SPOKANE, Wash. -- The reigning women's basketball national champion Stanford Cardinal secured a trip back to the Final Four on Sunday night, becoming the second No. 1 seed to reach this year's national semifinals, with a 59-50 win over the No. 2 seed Texas Longhorns.
It's the 14th Final Four appearance for the Cardinal under legendary coach Tara VanDerveer.
"It does not get old," VanDerveer said postgame. "You're always happy to go to the Final Four, but sometimes you're really happy. I'm really happy. It is a great group to be with, they care about each other, they'll do whatever. I wasn't worried about the effort at all today.
"We have great leadership, unselfishness and I think whoever we play -- whether it's Connecticut or NC State -- we'll be ready."
First, Stanford had to survive a rematch against the Longhorns. When these teams met in November in Palo Alto, Texas spoiled Stanford's ring-night celebration of last season's title with a fourth-quarter comeback to win 61-56 on the Cardinal's home court.
Stanford took an identical five-point lead to the final period Sunday. This time, the Cardinal made it stand up in large part thanks to the play of senior Lexie Hull, who scored a game-high 20 points in front of family and friends in her hometown.
The Longhorns had cut Stanford's lead to two when Hull drove for a runner while being fouled and converted the ensuing free throw for a three-point play. On the following possession, Hull made two free throws to give the Cardinal a two-possession lead for good.
"It was a big play, no doubt about it," Texas coach said.
Although Hull's twin sister, Lacie, was scoreless, her play was also a key difference from the November matchup. Back then, Stanford was struggling to replace point guard Kiana Williams, who left for the WNBA after the championship. The Cardinal handed out a season-low seven assists and turned the ball over 20 times against Texas' pressure.
Turnovers remained an issue for Stanford on Sunday, as the team gave the ball away 20 times, including 11 in the second half. But Lacie Hull and Haley Jones -- who also had a double-double with 18 points and 12 rebounds -- had four assists apiece as the Cardinal doubled their November total.
The Hull twins were rewarded with an opportunity to finish cutting down the nets. Lexie Hull had one around her neck during the postgame news conference.
"I just remember after the game looking out and in pretty much every section of the gym, I knew somebody," she said. "It was super special. Tara told us at the end of our game in Spokane that if we [won in] Spokane, Lacie and I would get the nets. So we were really excited to have that opportunity tonight and really felt the love and support from everyone."
As has been the case all season, Stanford had key contributions from multiple players over the course of the game. In the third quarter, it was center Cameron Brink who stepped up to score all 10 of her points after spending much of the first half on the bench in foul trouble.
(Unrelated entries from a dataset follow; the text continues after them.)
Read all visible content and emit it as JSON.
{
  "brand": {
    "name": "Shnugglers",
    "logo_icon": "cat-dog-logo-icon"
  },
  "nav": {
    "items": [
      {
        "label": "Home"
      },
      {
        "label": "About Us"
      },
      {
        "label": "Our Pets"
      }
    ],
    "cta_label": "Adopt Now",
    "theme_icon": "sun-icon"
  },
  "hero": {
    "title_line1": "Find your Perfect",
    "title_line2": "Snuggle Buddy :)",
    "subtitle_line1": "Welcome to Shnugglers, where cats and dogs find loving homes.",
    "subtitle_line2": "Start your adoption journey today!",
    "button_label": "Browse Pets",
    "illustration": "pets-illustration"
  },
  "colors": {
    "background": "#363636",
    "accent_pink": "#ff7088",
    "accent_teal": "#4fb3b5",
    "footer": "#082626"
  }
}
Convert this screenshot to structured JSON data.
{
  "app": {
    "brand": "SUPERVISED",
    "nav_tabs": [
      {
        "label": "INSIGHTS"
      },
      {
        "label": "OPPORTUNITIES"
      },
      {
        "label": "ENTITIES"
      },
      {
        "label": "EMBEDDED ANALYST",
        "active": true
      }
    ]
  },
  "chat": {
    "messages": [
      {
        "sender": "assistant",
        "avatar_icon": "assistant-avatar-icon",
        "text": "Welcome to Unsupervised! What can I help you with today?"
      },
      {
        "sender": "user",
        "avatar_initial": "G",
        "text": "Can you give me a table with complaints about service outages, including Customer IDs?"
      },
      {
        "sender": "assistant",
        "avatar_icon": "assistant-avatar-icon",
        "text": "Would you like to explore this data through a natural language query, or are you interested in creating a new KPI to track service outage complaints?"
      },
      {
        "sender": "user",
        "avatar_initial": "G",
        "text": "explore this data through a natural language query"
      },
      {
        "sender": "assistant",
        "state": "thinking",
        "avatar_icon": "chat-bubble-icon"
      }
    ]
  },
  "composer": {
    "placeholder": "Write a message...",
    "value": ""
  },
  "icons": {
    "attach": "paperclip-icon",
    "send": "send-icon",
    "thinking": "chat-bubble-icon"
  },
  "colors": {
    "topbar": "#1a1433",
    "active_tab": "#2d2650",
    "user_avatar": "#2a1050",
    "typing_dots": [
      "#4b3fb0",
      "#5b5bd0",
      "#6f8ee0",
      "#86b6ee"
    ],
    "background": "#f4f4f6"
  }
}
Brink cited VanDerveer asking her at halftime whether she wanted to start the third quarter as motivation.
After falling behind by eight early in the third, the Longhorns rallied to tie the game midway through the period. VanDerveer responded by going to a zone, something the Cardinal hadn't done in the first three games of the NCAA tournament, according to Second Spectrum camera tracking.
"I think just a little change of pace," VanDerveer said. "I'm a nervous zone coach. I hate giving up 3s."
The change paid off. Brink had three blocks and a steal on the next five possessions as Texas scored just three points the rest of the quarter. Overall, Second Spectrum showed the Longhorns scoring 12 points on 19 possessions against zone. In a matchup of the two teams that entered the game with the nation's longest winning streaks (23 for Stanford, now 24; 14 for the Longhorns before Sunday), those small margins proved critical.
Texas was also left to lament leaving points at the foul line, having shot just 11-of-20 on free throws.
"When you're going to play in these games, y'all, you've got to make free throws, and we've done that until today," Schaefer said.
Meanwhile, the Cardinal players and VanDerveer were dancing in celebration. As a way to keep players loose, VanDerveer proposed a group dance if the team advanced to the Final Four. After an individual session with Jones as VanDerveer's lead teacher among a group that also included reserves Jordan Hamilton and Kiki Iriafen, the whole team went through practice after watching film Saturday.
"I think it just loosened people up and showed them that I had confidence in them," VanDerveer said. "And they know I can't dance so they're watching me and laughing, so it was all good."
With Stanford headed back to the Final Four to defend its title, there's no disputing that.